Contractor: Willmott Dixon Capital Works
Software: Autodesk Revit, Autodesk Navisworks and CADduct (now owned by Autodesk)
Next step: COBie, making more use of the BIM model on site
This extension to BCU’s city centre campus opens in autumn 2013
On a £48m project for a university that has teaching strengths in the built environment, it was clear that Willmott Dixon would be expected to operate close to BIM’s leading edge. ”Universities in general are good, well-informed clients and if they’re teaching the built environment, then BIM is on their radar,” says James Daniel MCIAT ICIOB, BIMM development manager.
Birmingham City University had commissioned its three design consultants with the requirement that they would work in BIM, and Willmott Dixon then won the tender on the same basis. “We had access to the M&E, architectural and structural models in the tender process, then these were handed over to us and we created an integrated model using Autodesk Navisworks project review software. As far as we know, the project was the largest single-platform BIM project in the UK,” says Daniel.
Navisworks’ capabilities included clash analysis – a term Daniel prefers to clash detection. “You analyse the issues and deal with them, there’s no blame.”
The integrated model then acted as the main reference point for the design and construction team. A fourth design – from M&E subcontractor NG Bailey, created in CADduct – was added as a federated model. “Its role involved fabricating offsite elements, so it needed the onsite information.”

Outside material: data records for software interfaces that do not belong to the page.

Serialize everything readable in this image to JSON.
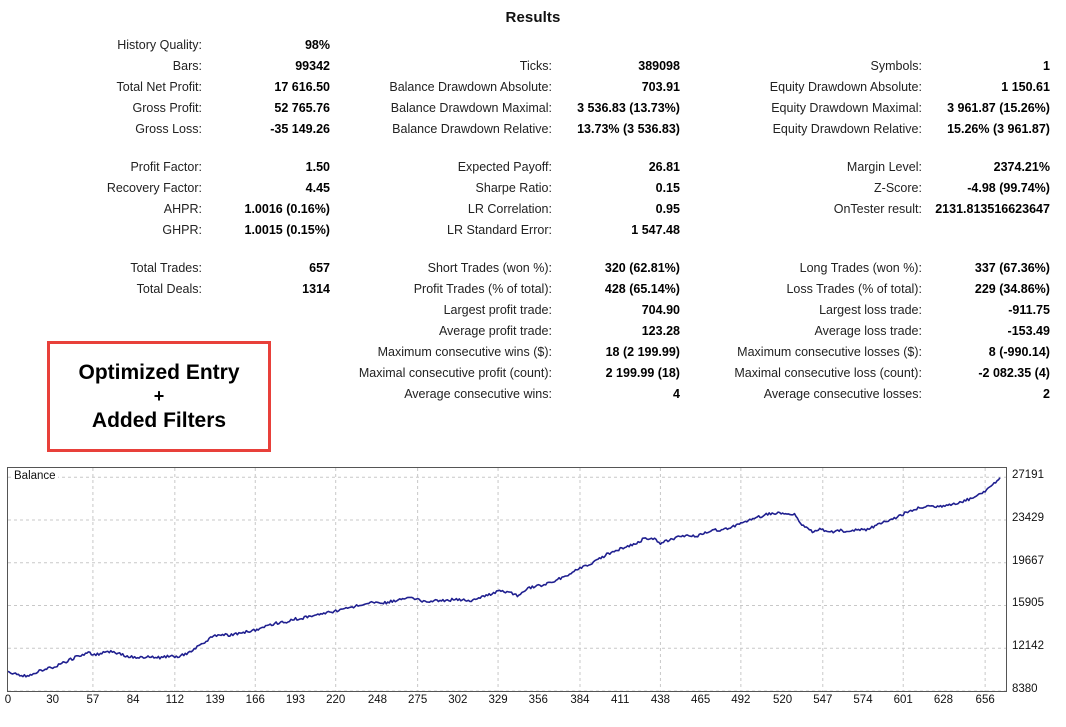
{
  "title": "Results",
  "annotation": {
    "line1": "Optimized Entry",
    "plus": "+",
    "line2": "Added Filters",
    "border_color": "#e8403a"
  },
  "stats": {
    "block1": {
      "col1": [
        {
          "label": "History Quality:",
          "value": "98%"
        },
        {
          "label": "Bars:",
          "value": "99342"
        },
        {
          "label": "Total Net Profit:",
          "value": "17 616.50"
        },
        {
          "label": "Gross Profit:",
          "value": "52 765.76"
        },
        {
          "label": "Gross Loss:",
          "value": "-35 149.26"
        }
      ],
      "col2": [
        {
          "label": "",
          "value": ""
        },
        {
          "label": "Ticks:",
          "value": "389098"
        },
        {
          "label": "Balance Drawdown Absolute:",
          "value": "703.91"
        },
        {
          "label": "Balance Drawdown Maximal:",
          "value": "3 536.83 (13.73%)"
        },
        {
          "label": "Balance Drawdown Relative:",
          "value": "13.73% (3 536.83)"
        }
      ],
      "col3": [
        {
          "label": "",
          "value": ""
        },
        {
          "label": "Symbols:",
          "value": "1"
        },
        {
          "label": "Equity Drawdown Absolute:",
          "value": "1 150.61"
        },
        {
          "label": "Equity Drawdown Maximal:",
          "value": "3 961.87 (15.26%)"
        },
        {
          "label": "Equity Drawdown Relative:",
          "value": "15.26% (3 961.87)"
        }
      ]
    },
    "block2": {
      "col1": [
        {
          "label": "Profit Factor:",
          "value": "1.50"
        },
        {
          "label": "Recovery Factor:",
          "value": "4.45"
        },
        {
          "label": "AHPR:",
          "value": "1.0016 (0.16%)"
        },
        {
          "label": "GHPR:",
          "value": "1.0015 (0.15%)"
        }
      ],
      "col2": [
        {
          "label": "Expected Payoff:",
          "value": "26.81"
        },
        {
          "label": "Sharpe Ratio:",
          "value": "0.15"
        },
        {
          "label": "LR Correlation:",
          "value": "0.95"
        },
        {
          "label": "LR Standard Error:",
          "value": "1 547.48"
        }
      ],
      "col3": [
        {
          "label": "Margin Level:",
          "value": "2374.21%"
        },
        {
          "label": "Z-Score:",
          "value": "-4.98 (99.74%)"
        },
        {
          "label": "OnTester result:",
          "value": "2131.813516623647"
        },
        {
          "label": "",
          "value": ""
        }
      ]
    },
    "block3": {
      "col1": [
        {
          "label": "Total Trades:",
          "value": "657"
        },
        {
          "label": "Total Deals:",
          "value": "1314"
        },
        {
          "label": "",
          "value": ""
        },
        {
          "label": "",
          "value": ""
        },
        {
          "label": "",
          "value": ""
        },
        {
          "label": "",
          "value": ""
        },
        {
          "label": "",
          "value": ""
        }
      ],
      "col2": [
        {
          "label": "Short Trades (won %):",
          "value": "320 (62.81%)"
        },
        {
          "label": "Profit Trades (% of total):",
          "value": "428 (65.14%)"
        },
        {
          "label": "Largest profit trade:",
          "value": "704.90"
        },
        {
          "label": "Average profit trade:",
          "value": "123.28"
        },
        {
          "label": "Maximum consecutive wins ($):",
          "value": "18 (2 199.99)"
        },
        {
          "label": "Maximal consecutive profit (count):",
          "value": "2 199.99 (18)"
        },
        {
          "label": "Average consecutive wins:",
          "value": "4"
        }
      ],
      "col3": [
        {
          "label": "Long Trades (won %):",
          "value": "337 (67.36%)"
        },
        {
          "label": "Loss Trades (% of total):",
          "value": "229 (34.86%)"
        },
        {
          "label": "Largest loss trade:",
          "value": "-911.75"
        },
        {
          "label": "Average loss trade:",
          "value": "-153.49"
        },
        {
          "label": "Maximum consecutive losses ($):",
          "value": "8 (-990.14)"
        },
        {
          "label": "Maximal consecutive loss (count):",
          "value": "-2 082.35 (4)"
        },
        {
          "label": "Average consecutive losses:",
          "value": "2"
        }
      ]
    }
  },
  "chart_data": {
    "type": "line",
    "title": "",
    "legend": "Balance",
    "legend_position": "top-left",
    "xlabel": "",
    "ylabel": "",
    "grid": true,
    "line_color": "#202090",
    "xlim": [
      0,
      670
    ],
    "ylim": [
      8380,
      28000
    ],
    "xticks": [
      0,
      30,
      57,
      84,
      112,
      139,
      166,
      193,
      220,
      248,
      275,
      302,
      329,
      356,
      384,
      411,
      438,
      465,
      492,
      520,
      547,
      574,
      601,
      628,
      656
    ],
    "yticks": [
      27191,
      23429,
      19667,
      15905,
      12142,
      8380
    ],
    "series": [
      {
        "name": "Balance",
        "x": [
          0,
          6,
          12,
          18,
          24,
          30,
          36,
          42,
          48,
          54,
          60,
          66,
          72,
          78,
          84,
          90,
          96,
          102,
          108,
          114,
          120,
          126,
          132,
          138,
          144,
          150,
          156,
          162,
          168,
          174,
          180,
          186,
          192,
          198,
          204,
          210,
          216,
          222,
          228,
          234,
          240,
          246,
          252,
          258,
          264,
          270,
          276,
          282,
          288,
          294,
          300,
          306,
          312,
          318,
          324,
          330,
          336,
          342,
          348,
          354,
          360,
          366,
          372,
          378,
          384,
          390,
          396,
          402,
          408,
          414,
          420,
          426,
          432,
          438,
          444,
          450,
          456,
          462,
          468,
          474,
          480,
          486,
          492,
          498,
          504,
          510,
          516,
          522,
          528,
          534,
          540,
          546,
          552,
          558,
          564,
          570,
          576,
          582,
          588,
          594,
          600,
          606,
          612,
          618,
          624,
          630,
          636,
          642,
          648,
          654,
          660,
          666
        ],
        "y": [
          10000,
          9820,
          9700,
          9980,
          10250,
          10450,
          10800,
          11150,
          11500,
          11720,
          11600,
          11900,
          11750,
          11500,
          11350,
          11400,
          11380,
          11300,
          11450,
          11400,
          11700,
          12200,
          12700,
          13250,
          13350,
          13300,
          13450,
          13650,
          13800,
          14100,
          14350,
          14450,
          14700,
          14800,
          15000,
          15150,
          15300,
          15450,
          15700,
          15850,
          16000,
          16180,
          16100,
          16300,
          16450,
          16550,
          16400,
          16200,
          16350,
          16300,
          16450,
          16400,
          16350,
          16600,
          16900,
          17200,
          17100,
          16750,
          17350,
          17600,
          17750,
          18050,
          18350,
          18750,
          19150,
          19450,
          19900,
          20400,
          20750,
          21000,
          21250,
          21700,
          21900,
          21400,
          21650,
          21900,
          22150,
          22000,
          22350,
          22600,
          22500,
          22850,
          23100,
          23400,
          23700,
          23950,
          24050,
          24000,
          23950,
          22850,
          22400,
          22650,
          22300,
          22550,
          22400,
          22600,
          22500,
          22900,
          23250,
          23500,
          23900,
          24200,
          24500,
          24650,
          24600,
          24750,
          24900,
          25100,
          25400,
          25800,
          26400,
          27150
        ]
      }
    ]
  }
}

But Daniel acknowledges the model had limited impact on the construction phase: it was accessible in the site offices, and there was some linkage with Willmott Dixon’s programming and planning software. But for site-based personnel and processes, it was more or less business as usual.
However, BIM will have a considerable impact on the university estate department’s ongoing FM. “Delivering the data in a BIM format was a requirement, you have to understand what the client’s requirements are and structure your data properly. [FM data transfer] is the next big thing we’ll see the industry take forward.”
At a technical level, this will involve giving the client as-built data direct from the model. “A lot of FM tools use platforms such as Navisworks to view output information, adding tags and links allows data to be tracked back to the database within the model.”
Contractor: BAM Construction
Software: Autodesk Revit
Next steps: Upskilling BAM’s in-house CAD team to fully exploit the capabilities of integrated 3D design
Strood Academy was chosen as the BIM proving-ground in BAM’s Medway Council Building Schools for the Future project. A Stage D concept design by Nicholas Hare Architects was taken on by BAM’s in-house design team which rebuilt the architectural and structural design in Autodesk Revit. M&E design wasn’t integrated on this project, although BAM has taken this step on other projects. “In every job, there’s a move forward compared with the last one,” says project manager Stuart Groom, now working on Block B for Argent at King’s Cross, in London.
The model was given a “fourth dimension” by linking the design to the construction sequencing, and there was also some linkage to subcontract specialists, with precast concrete panel manufacturer Thorp viewing the model data. “The supply chain are gearing up to use it, and are aware they have to use it to win work.”
As with Habberley Learning Campus (see page 32), rendered images taken straight from the BIM model proved their value at tender stage and in early design presentations to the client. “If a member of the teaching staff wanted reassurance about the sight lines from their classroom desk, for instance, the BIM model could instantly deliver the answer,” says Groom.
Being able to consult an integrated model clearly brought efficiencies, starting with a reduction in the number of design workshops.
The model also proved its worth in the tricky services challenge of running the water and power supply for under-window heaters in the classrooms through the bulkhead in the “teaching wall”, and giving accurate information to Thorp. “With normal 2D elevations, it sounds strange but it might be possible to miss an area. It’s not unheard of to be on the roof and say, ‘where’s that bit of cladding?’. Then you’ve got a bit of tarpaulin over the roof for three months because no one’s picked it up!” says Groom.
But he struggles to put a figure on cost and time savings. “There are definitely time and cost implications, but you’re trying to guess what would have gone wrong without BIM – that’s very difficult.”